As 3manuek mentioned, there are functions and operators to deal with IP addresses - be it IPv4 or IPv6.
I am wondering a bit where your number comes from. The address range you gave translates to
which is an address range of length 1.
If you meant all possible addresses starting with '2001:dd8:', then the correct designation of this range would be
2001:dd8::/32, as it is the first 32 bits that are given. According to a calculator tool, the resulting range is the following:
Start Range: 2001:dd8:0:0:0:0:0:0
End Range: 2001:dd8:ffff:ffff:ffff:ffff:ffff:ffff
No. of host: 79228162514264337593543950336
Meanwhile, if you omit the block size (
/32), you get a single address (the one I showed above).
So, there is a way to get the number provided by the calculator, using builtin PostgreSQL functionality. Our friend here is
SELECT round(2 ^ (128 - masklen('2001:dd8::/32'::cidr))::numeric);

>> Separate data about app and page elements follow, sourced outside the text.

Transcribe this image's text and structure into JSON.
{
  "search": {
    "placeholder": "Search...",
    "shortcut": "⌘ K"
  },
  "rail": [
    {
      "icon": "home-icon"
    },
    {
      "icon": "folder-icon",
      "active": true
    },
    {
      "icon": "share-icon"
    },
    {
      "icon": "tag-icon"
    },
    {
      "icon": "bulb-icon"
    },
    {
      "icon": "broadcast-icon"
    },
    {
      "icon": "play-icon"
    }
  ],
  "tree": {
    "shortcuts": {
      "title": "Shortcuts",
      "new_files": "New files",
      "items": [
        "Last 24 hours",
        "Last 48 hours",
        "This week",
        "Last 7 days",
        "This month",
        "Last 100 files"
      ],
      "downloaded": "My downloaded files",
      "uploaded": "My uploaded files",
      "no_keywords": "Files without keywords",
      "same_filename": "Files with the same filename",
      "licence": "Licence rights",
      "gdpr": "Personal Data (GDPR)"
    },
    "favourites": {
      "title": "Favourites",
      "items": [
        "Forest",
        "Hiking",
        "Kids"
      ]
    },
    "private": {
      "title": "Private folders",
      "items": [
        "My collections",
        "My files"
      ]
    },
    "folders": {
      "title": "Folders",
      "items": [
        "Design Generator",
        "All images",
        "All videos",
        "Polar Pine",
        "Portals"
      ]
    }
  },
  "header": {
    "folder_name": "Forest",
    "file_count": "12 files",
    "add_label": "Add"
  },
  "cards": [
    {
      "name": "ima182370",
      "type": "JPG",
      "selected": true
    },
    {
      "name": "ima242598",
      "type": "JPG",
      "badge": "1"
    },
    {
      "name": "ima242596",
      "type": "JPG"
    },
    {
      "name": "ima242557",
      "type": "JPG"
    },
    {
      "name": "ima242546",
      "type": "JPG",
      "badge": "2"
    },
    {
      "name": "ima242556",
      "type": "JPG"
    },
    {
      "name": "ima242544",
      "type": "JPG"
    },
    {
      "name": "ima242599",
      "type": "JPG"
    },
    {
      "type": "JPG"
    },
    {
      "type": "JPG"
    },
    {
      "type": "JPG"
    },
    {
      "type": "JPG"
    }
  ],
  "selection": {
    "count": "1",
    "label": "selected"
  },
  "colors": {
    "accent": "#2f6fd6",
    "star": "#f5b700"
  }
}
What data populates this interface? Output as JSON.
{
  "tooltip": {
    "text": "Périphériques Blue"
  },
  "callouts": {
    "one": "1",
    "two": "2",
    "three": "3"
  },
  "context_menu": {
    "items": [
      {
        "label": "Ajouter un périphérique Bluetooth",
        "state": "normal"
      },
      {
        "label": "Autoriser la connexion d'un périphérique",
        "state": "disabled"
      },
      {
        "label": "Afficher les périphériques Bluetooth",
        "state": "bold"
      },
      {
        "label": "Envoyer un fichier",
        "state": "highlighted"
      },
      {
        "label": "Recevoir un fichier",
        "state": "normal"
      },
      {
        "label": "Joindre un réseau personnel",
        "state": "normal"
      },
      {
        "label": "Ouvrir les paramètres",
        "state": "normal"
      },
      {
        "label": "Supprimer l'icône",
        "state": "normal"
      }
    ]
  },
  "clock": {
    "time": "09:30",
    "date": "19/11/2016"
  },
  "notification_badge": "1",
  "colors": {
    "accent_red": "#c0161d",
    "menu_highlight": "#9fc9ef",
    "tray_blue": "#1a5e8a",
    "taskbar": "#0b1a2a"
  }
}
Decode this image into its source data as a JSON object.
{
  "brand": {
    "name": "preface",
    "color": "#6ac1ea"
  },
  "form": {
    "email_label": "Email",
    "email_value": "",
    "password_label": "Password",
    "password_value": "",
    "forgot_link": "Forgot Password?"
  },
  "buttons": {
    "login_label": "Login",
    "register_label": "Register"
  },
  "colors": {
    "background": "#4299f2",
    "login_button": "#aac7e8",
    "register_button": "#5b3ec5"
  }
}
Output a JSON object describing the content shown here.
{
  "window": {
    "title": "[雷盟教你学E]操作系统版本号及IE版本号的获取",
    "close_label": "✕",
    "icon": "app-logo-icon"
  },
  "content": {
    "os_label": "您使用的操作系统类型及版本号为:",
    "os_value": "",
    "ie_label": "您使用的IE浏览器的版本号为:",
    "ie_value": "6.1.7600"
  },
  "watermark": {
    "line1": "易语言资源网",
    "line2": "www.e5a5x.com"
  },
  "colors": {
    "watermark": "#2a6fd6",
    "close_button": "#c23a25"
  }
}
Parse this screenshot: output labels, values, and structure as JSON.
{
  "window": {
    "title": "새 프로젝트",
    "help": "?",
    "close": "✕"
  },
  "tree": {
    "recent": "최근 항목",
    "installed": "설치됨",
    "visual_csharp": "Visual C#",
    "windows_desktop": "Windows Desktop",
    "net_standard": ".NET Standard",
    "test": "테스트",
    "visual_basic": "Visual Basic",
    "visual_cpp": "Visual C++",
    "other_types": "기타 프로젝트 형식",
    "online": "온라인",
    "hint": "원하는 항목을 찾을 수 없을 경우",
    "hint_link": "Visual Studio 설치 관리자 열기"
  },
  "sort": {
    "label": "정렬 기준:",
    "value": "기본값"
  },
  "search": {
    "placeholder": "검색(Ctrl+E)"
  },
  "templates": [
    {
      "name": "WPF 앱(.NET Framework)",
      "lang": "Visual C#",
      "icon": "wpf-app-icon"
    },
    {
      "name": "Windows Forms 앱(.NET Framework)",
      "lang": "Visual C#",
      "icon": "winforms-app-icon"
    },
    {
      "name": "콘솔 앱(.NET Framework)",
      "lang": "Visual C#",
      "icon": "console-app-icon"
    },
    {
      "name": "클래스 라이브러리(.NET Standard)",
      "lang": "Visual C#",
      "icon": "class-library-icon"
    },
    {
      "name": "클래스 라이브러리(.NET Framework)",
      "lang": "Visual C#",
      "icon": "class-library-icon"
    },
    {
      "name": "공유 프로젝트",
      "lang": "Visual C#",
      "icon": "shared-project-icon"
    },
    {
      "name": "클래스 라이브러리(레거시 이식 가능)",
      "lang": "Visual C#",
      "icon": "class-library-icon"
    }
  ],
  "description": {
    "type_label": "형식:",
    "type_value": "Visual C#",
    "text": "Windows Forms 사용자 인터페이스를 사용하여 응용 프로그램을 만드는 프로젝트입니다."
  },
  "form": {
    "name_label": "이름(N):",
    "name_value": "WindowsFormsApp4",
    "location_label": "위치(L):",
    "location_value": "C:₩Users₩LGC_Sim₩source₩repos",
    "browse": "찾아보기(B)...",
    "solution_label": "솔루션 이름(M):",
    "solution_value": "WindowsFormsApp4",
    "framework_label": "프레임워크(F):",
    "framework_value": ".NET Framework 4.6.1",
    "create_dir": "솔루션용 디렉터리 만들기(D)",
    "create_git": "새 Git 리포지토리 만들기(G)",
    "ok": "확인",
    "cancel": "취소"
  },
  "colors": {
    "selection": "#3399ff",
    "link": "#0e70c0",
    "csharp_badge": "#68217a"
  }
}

The result is the same as form the calculator. The rounding is there for removing the decimal point and the zeros after it, which are the result of casting to